Richard Bösel

(b Trento, Nov 30, 1642; d Vienna, Aug 31, 1709).

Italian painter, architect and stage designer. He was a brilliant quadratura painter, whose most celebrated works, such as the decoration of the church of S Ignazio in Rome, unite painting, architecture and sculpture in effects of overwhelming illusionism and are among the high-points of Baroque church art. He was a Jesuit lay brother and produced his most significant work for the Society of Jesus. This affiliation was fundamental to his conception of art and to his heightened awareness of the artist’s role as instrumental in proclaiming the faith and stimulating religious fervour.
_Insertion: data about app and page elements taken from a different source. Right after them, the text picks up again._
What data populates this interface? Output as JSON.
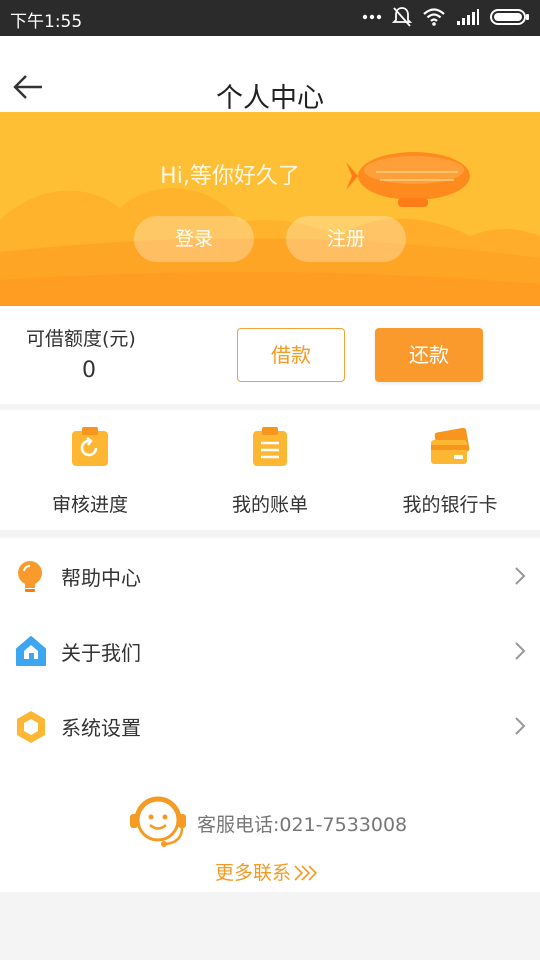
{
  "status_bar": {
    "time": "下午1:55"
  },
  "header": {
    "title": "个人中心"
  },
  "banner": {
    "greeting": "Hi,等你好久了",
    "login_label": "登录",
    "register_label": "注册",
    "background_color": "#ffbf34"
  },
  "credit": {
    "label": "可借额度(元)",
    "value": "0",
    "borrow_label": "借款",
    "repay_label": "还款",
    "accent_color": "#fb9a2c"
  },
  "quick_actions": [
    {
      "label": "审核进度",
      "icon": "review-progress-icon"
    },
    {
      "label": "我的账单",
      "icon": "bill-icon"
    },
    {
      "label": "我的银行卡",
      "icon": "bank-card-icon"
    }
  ],
  "menu": [
    {
      "label": "帮助中心",
      "icon": "lightbulb-icon"
    },
    {
      "label": "关于我们",
      "icon": "home-icon"
    },
    {
      "label": "系统设置",
      "icon": "settings-hexagon-icon"
    }
  ],
  "support": {
    "phone_text": "客服电话:021-7533008",
    "more_label": "更多联系"
  }
}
The methods he used were those of Counter-Reformation rhetoric, as represented in Ignatius Loyola’s Spirited Exercises (1548). His architectural works are eclectic, and his unconventional combination of varied sources led to bold experiments with both space and structure. His ideas were spread by his highly successful two-volume treatise, Perspectiva pictorum et architectorum (1693–1700).

He received his first artistic training in Trento, with a painter who appears to have worked in the studio of Palma Giovane. He then studied with an unidentifiable pupil of, among others, Andrea Sacchi, who would have been the first to instruct Pozzo in the art of the Roman High Baroque, and he followed this painter to Como and Milan. In Milan Pozzo joined the Society of Jesus on ...
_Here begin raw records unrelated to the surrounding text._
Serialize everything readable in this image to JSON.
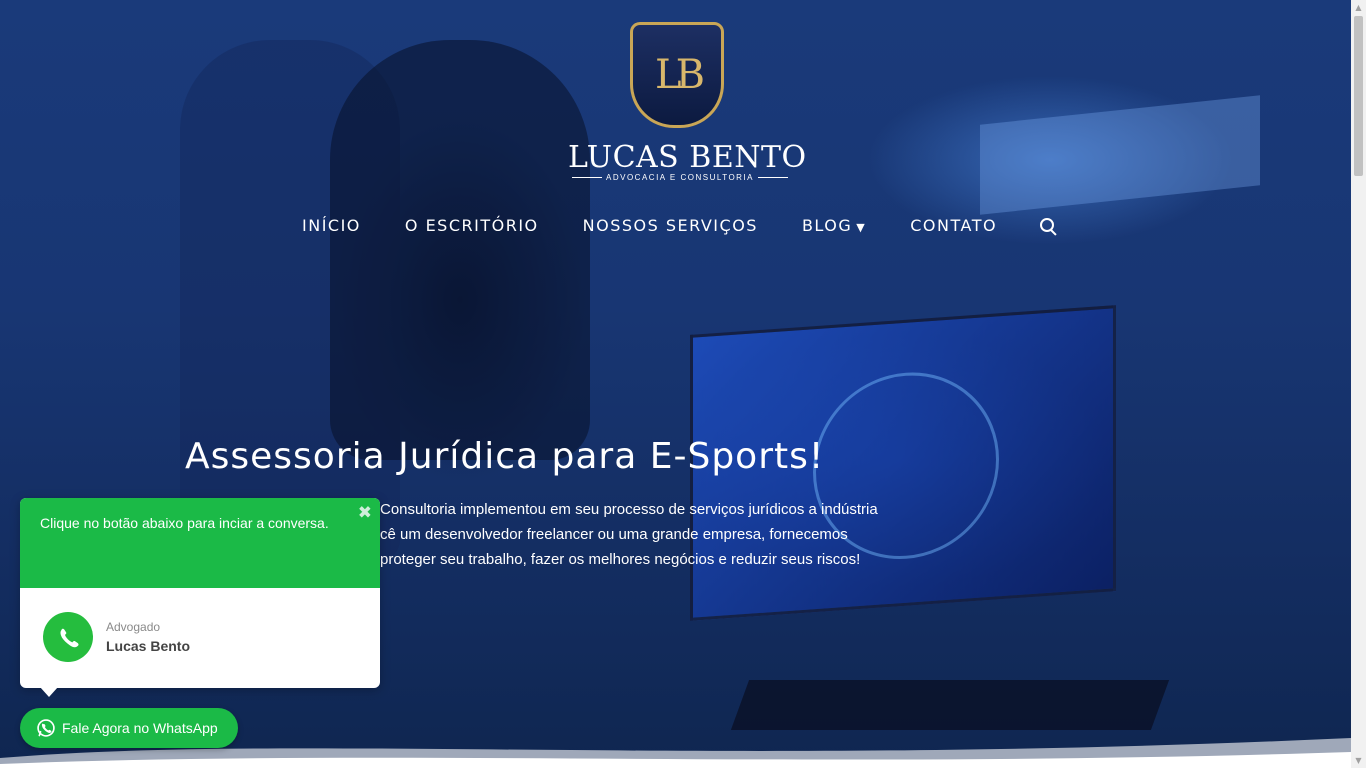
{
  "logo": {
    "monogram": "LB",
    "name": "LUCAS BENTO",
    "subtitle": "ADVOCACIA E CONSULTORIA"
  },
  "nav": {
    "items": [
      {
        "label": "INÍCIO"
      },
      {
        "label": "O ESCRITÓRIO"
      },
      {
        "label": "NOSSOS SERVIÇOS"
      },
      {
        "label": "BLOG"
      },
      {
        "label": "CONTATO"
      }
    ],
    "search_icon": "search-icon",
    "blog_dropdown_icon": "chevron-down-icon"
  },
  "hero": {
    "title": "Assessoria Jurídica para E-Sports!",
    "line1": "Consultoria implementou em seu processo de serviços jurídicos a indústria",
    "line2": "cê um desenvolvedor freelancer ou uma grande empresa, fornecemos",
    "line3": "proteger seu trabalho, fazer os melhores negócios e reduzir seus riscos!"
  },
  "whatsapp": {
    "popup_message": "Clique no botão abaixo para inciar a conversa.",
    "contact_role": "Advogado",
    "contact_name": "Lucas Bento",
    "button_label": "Fale Agora no WhatsApp",
    "close_icon": "close-icon",
    "brand_color": "#1bba47"
  }
}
Article

Rand Carter

(b Neuruppin, Mark Brandenburg, March 13, 1781; d Berlin, Oct 9, 1841).

German architect, painter and stage designer. He was the greatest architect in 19th-century Germany, and his most important surviving buildings in Berlin (see Berlin, §I, 3) and Potsdam (see Potsdam, §1) show his sense of German idealism and technical mastery. He became Geheimer Oberlandesbaudirektor of the Prussian state and influenced many architects in Germany and abroad.

Schinkel’s father, a Lutheran pastor, died after attempting to save victims of a fire in 1787 that destroyed most of Neuruppin, a town 27 km north-west of Berlin. Much of Schinkel’s boyhood was spent in a town under reconstruction, a model of royal benevolence and rational planning. In 1794 his mother and her six children moved to Berlin to a home for the widows of Lutheran pastors. At the 1797 Akademie der Künste exhibition in Berlin the 16-year-old Schinkel was so fascinated by a project for a monument to Frederick II of Prussia...
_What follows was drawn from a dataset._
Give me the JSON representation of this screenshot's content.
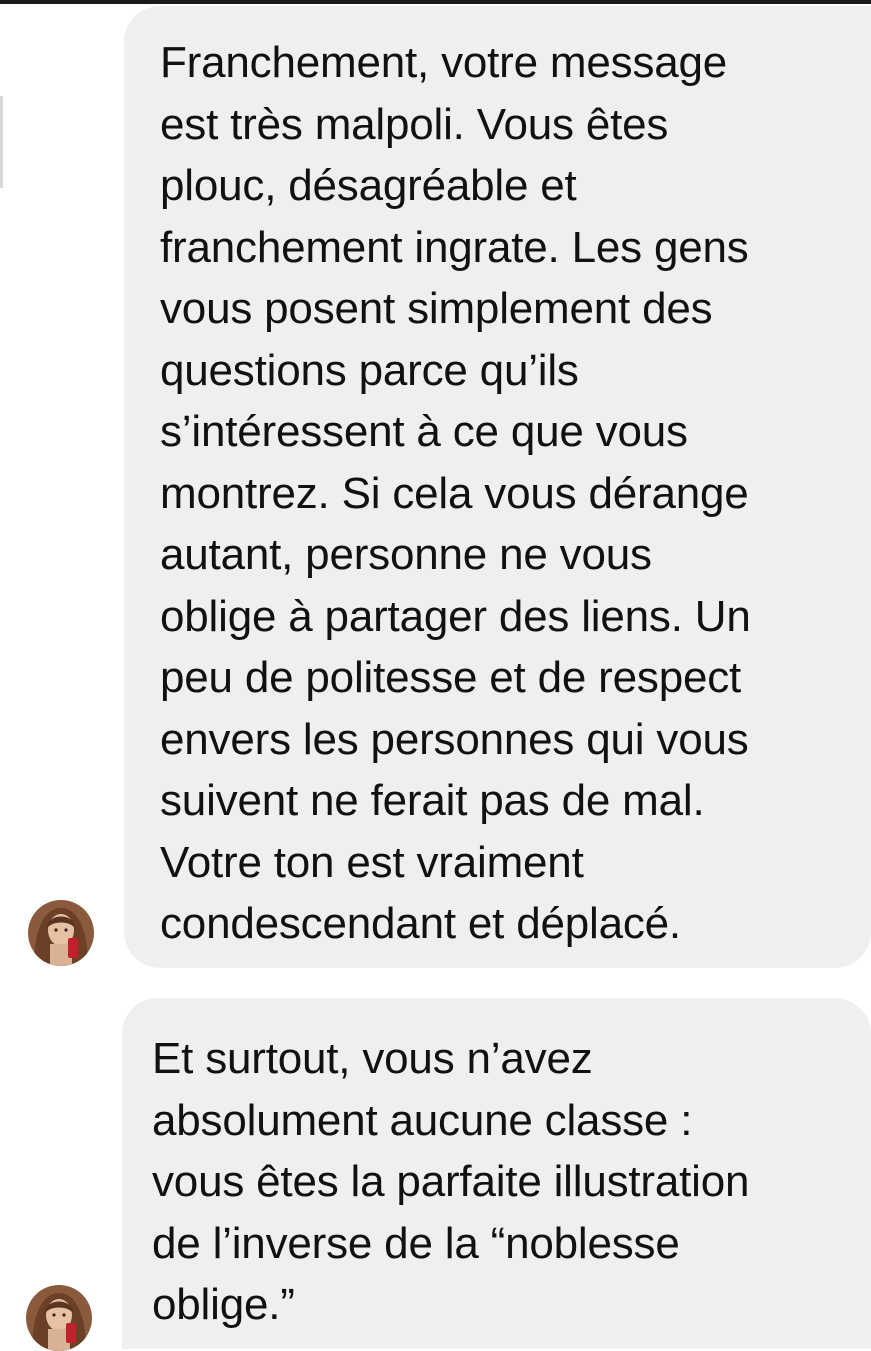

Article

Donata Battilotti

[ Gioseffe ]

(b Padua, ?1575–80; d Padua, 1631).

Italian theorist, architect, cartographer and painter. He was trained by his father Giulio, city architect of Padua, and at the school of Vincenzo Dotto (1572–1629), a Paduan cosmographer and architect in the Palladian tradition. Despite his vast and genuine erudition, Viola Zanini never held an important post and was beset with financial difficulties throughout his life. He worked as an architect and, by necessity, as a painter of architectural perspectives; none of his work has survived, however, apart from the Palazzo Cumano in Padua (1628–31; now Liceo Ippolito Nievo), which is generally attributed to him. His town plan of Padua, drawn in 1599, was widely imitated, and his treatise on architecture (1629) brought him fame. The organization of topics seems to have been influenced in particular by Leon Battista Alberti’s De re aedificatoria, while its architectural forms were inspired by Vitruvius and the writings and buildings of Andrea Palladio. Viola Zanini’s work differed from these sources, however, in omitting all considerations of urban planning, ethics and aesthetics. Dry, schematic in content and limited in its aspirations, his work reflects the transition from Renaissance expository writing to the purely technical works that began to appear in the 17th century....